It’s 5 a.m. The alarm clock rings. Outside it’s dark and there is no one on the street. On the previous day my fixer, Myako, told me that we needed to be at the entrance to the brewery around 5:45. That was the time the sake production would begin that year.
Some years ago I had watched the film ‘The Birth of Sake’. It documents a group of workers from a traditional brewery. It moved me so much that immediately I wanted some day to photograph the production process of that which is still Japan’s national drink.
Years later the opportunity presented itself. This was how I found myself in a cold November dawn waiting at the door to the shop which serves as the entrance to Juji Asahi brewery, in Izumo, Shimane prefecture. When they are fully functioning, it’s easy to identify a sake brewery. Just look for the sugidama. This big cedar ball is hung at the entrance when the production period begins, in November. It stays there during the whole process, until March, marking a place that is producing sake.
Eriko Terada, the person responsible for the brewery, gives us a warm welcome at the scheduled time. She then takes us to a temperature chamber where there are already four people working. There are several tasks that must be done when the rice is at a specific temperature.
Going from 4 degrees in the street to almost 40 inside the chamber is a considerable thermal shock. Even my photographic gear complains. The camera’s sensor starts to show a strange hue on some of the photos. Condensation forms on the lenses. The camera itself starts heating to a point where I can barely hold it in my hands. At times I have to stop the session, losing some photographable moments, so that things go back to normal. I had already lost a camera in this trip due to a malfunction. I couldn’t risk losing the only one I had on backup.

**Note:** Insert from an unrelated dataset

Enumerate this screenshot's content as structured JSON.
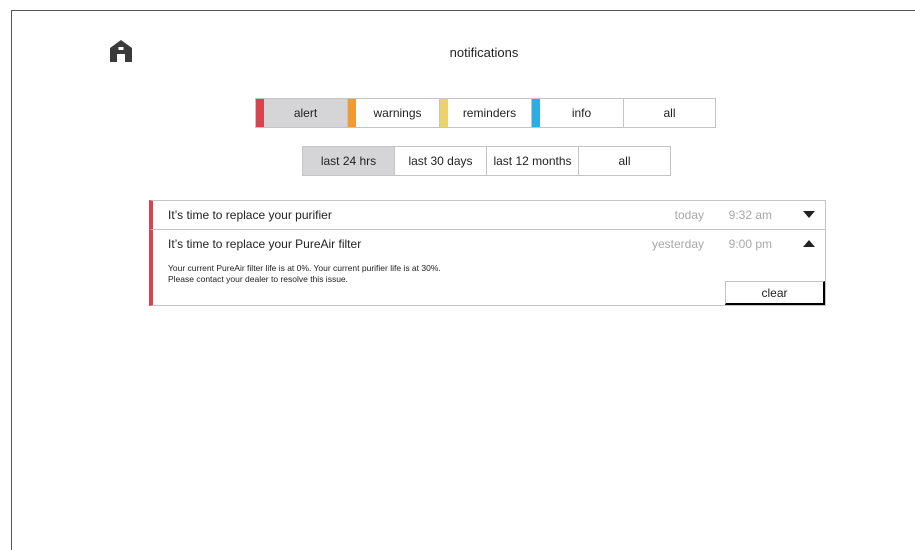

Juji Asahi brewery works mainly with local producers. Rice comes from fields in the mountains of Izumo and Okuizumo. The water, that should be as pure as possible, comes from the Kitayama mountain range, north of the city. In Japanese consciousness, Izumo has always had a deep connection to mythology. Here is the oldest known Shinto shrine in Japan, Izumo-taisha, which is over one thousand years old. Here, every Autumn, a festival takes place to welcome and honor Shinto Gods, as they return to Japan for a week. Maybe because of this connection, the Touji (the brewery’s master artisan responsible for guaranteeing the production of sake according to traditional methods) offers the first cooked rice ball of the year to a small Shinto shrine. A sort of thanks to the Gods for the quality of the ingredients they provide, and also a prayer so that this year’s production is successful.
In the following two days, I visit the brewery more times in order to continue to photograph the process. It’s not enough time, but still I am able to observe some of the most important phases, like boiling rice in huge vats and applying koji. These are the spores of the fungus Aspergillus Oryzae, which are barely visible with a naked eye, yet are so important to start the fermentation process.
Three days is very little to photograph the production of sake in its entirety. Especially in November when the rice is being prepared for the first batch. In January it might be enough, because there are different batches going through different stages of the process. Anyway, I try to use the time as best as I can, and I hope one day I can return to document the process completely.